History of the Old Kitchen

Many banquets and balls were held in this hall before 1926 and there was a need for a kitchen of some sort to cater for these occasions. Almost no information has come to light about the kitchen facilities prior to 1926 other than a note in the local paper the Burra Record in January 1913 stating that gas was extended to the side entrance and to the copper.

Perhaps the largest function to be held in this building was the banquet and presentation of medals to returned men, sponsored by the Burra Cheer-up Society for the returned men of the town and district. This celebration was held on 29th October 1919. Nearly 400 attended.
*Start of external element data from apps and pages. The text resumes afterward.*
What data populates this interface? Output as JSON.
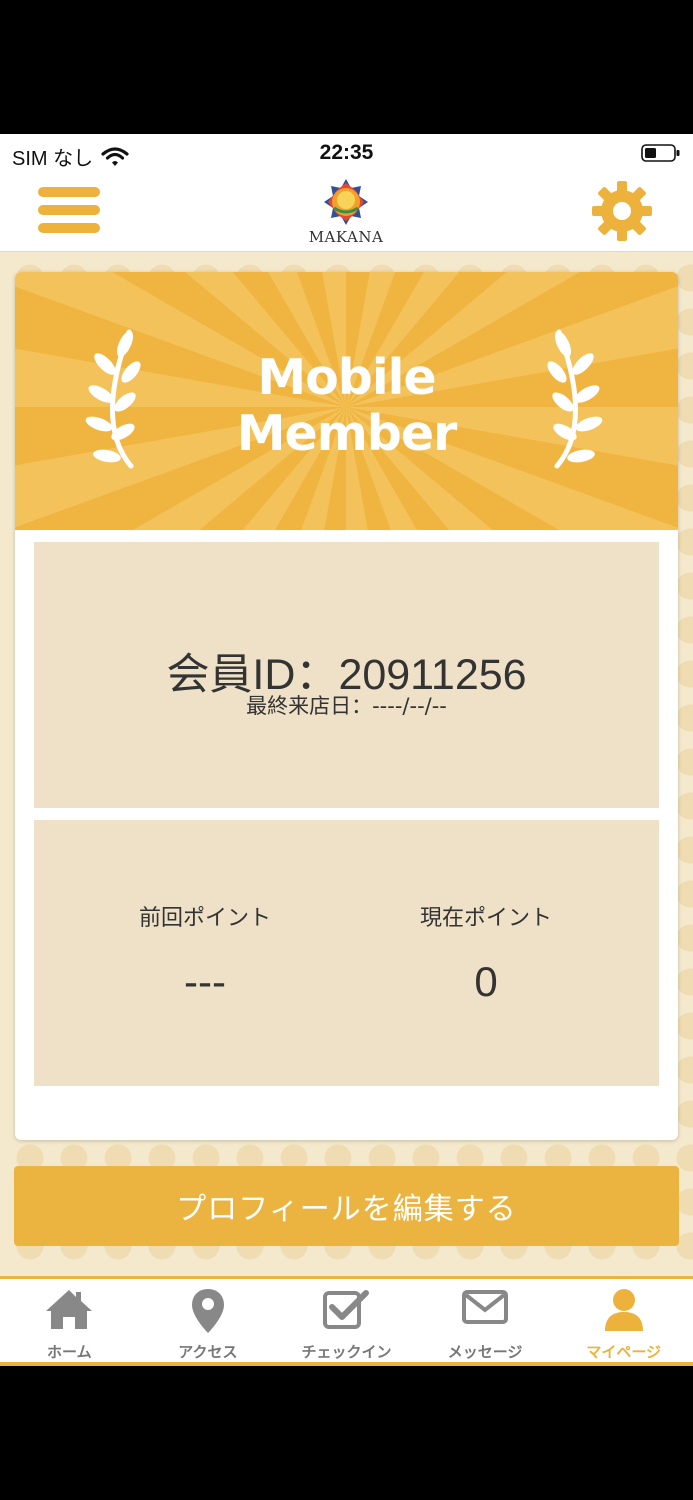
{
  "status_bar": {
    "carrier": "SIM なし",
    "time": "22:35"
  },
  "header": {
    "logo_text": "MAKANA"
  },
  "banner": {
    "title_line1": "Mobile",
    "title_line2": "Member"
  },
  "member": {
    "id_label": "会員ID：",
    "id_value": "20911256",
    "last_visit": "最終来店日：----/--/--"
  },
  "points": {
    "previous_label": "前回ポイント",
    "previous_value": "---",
    "current_label": "現在ポイント",
    "current_value": "0"
  },
  "edit_button": "プロフィールを編集する",
  "tabs": [
    {
      "label": "ホーム",
      "icon": "home-icon"
    },
    {
      "label": "アクセス",
      "icon": "map-pin-icon"
    },
    {
      "label": "チェックイン",
      "icon": "checkin-icon"
    },
    {
      "label": "メッセージ",
      "icon": "mail-icon"
    },
    {
      "label": "マイページ",
      "icon": "user-icon",
      "active": true
    }
  ],
  "colors": {
    "accent": "#ecb23c",
    "panel": "#eee1c7",
    "inactive_tab": "#777777"
  }
}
The hall was artistically decorated and all was a great success. More than one sitting was required and guests waited outside under the trees on seating which was supplied. Compared with today’s catering facilities the conditions were primitive indeed and we can but wonder how the organisers coped with such a crowd.

Big changes occurred to this hall in 1926 when the stage was enlarged by demolishing the two dressing rooms at the back of the stage and building dressing rooms at the rear. The fire place on the stage is all that is left of the original dressing rooms. The kitchen was enclosed and a useful passage created.

The Annual General Meeting of the Burra Institute of January 1927 reported the following

There is now a side entrance to an enclosed kitchen on the south side and a stairway leading to dressing rooms. The kitchen was enclosed on the south side and extended by a long underground passage, fitted with a table and also a servery through the wall to the supper room. The stage can be screened to serve as a supper room and stage at the same time. The opera Les Cloches de Corneville on 15 & 16 December was the first performance after the alterations.

The report suggests that the previous kitchen was not enclosed and was indeed a very small working space. What a luxury the extension passage and servery would have been.

Oral history records that the local women would spend days at home baking before a big event and on the day would have to trudge up the rough path at the south side of the hall to this kitchen laden with baskets of cakes and savouries. Their home made delights would be arranged on plates and laid out for serving to guests on a long bench in the passage. The window as well as the servery was thrown open, the copper filled and stoked the fire in the stove lit so the oven would be hot enough to warm the savouries brought from home. After the event was over there would have been many able hands available to help with the washing up – no running water in this kitchen. At the conclusion of events the ladies were always thanked for providing a fine supper.

Until 1926 the lodge room may have been used as the supper room. Today this is the room to the left of the southern foyer. It seems quite an inconvenient location. In 1926 the stage was screened to serve as a supper room or stage, this location must have suited the organisers as this little kitchen served the hall for approximately 36 years until the present kitchen was built and the reading room of the library converted to the supper room as we see it today. How times have changed and what time consuming events needed to occur to provide a supper for many at the Burra Institute.

Funds for the 2007 restoration of this old kitchen have been provided by the Goyder Council Heritage Fund with many hours of volunteer labour by Roy Taplin.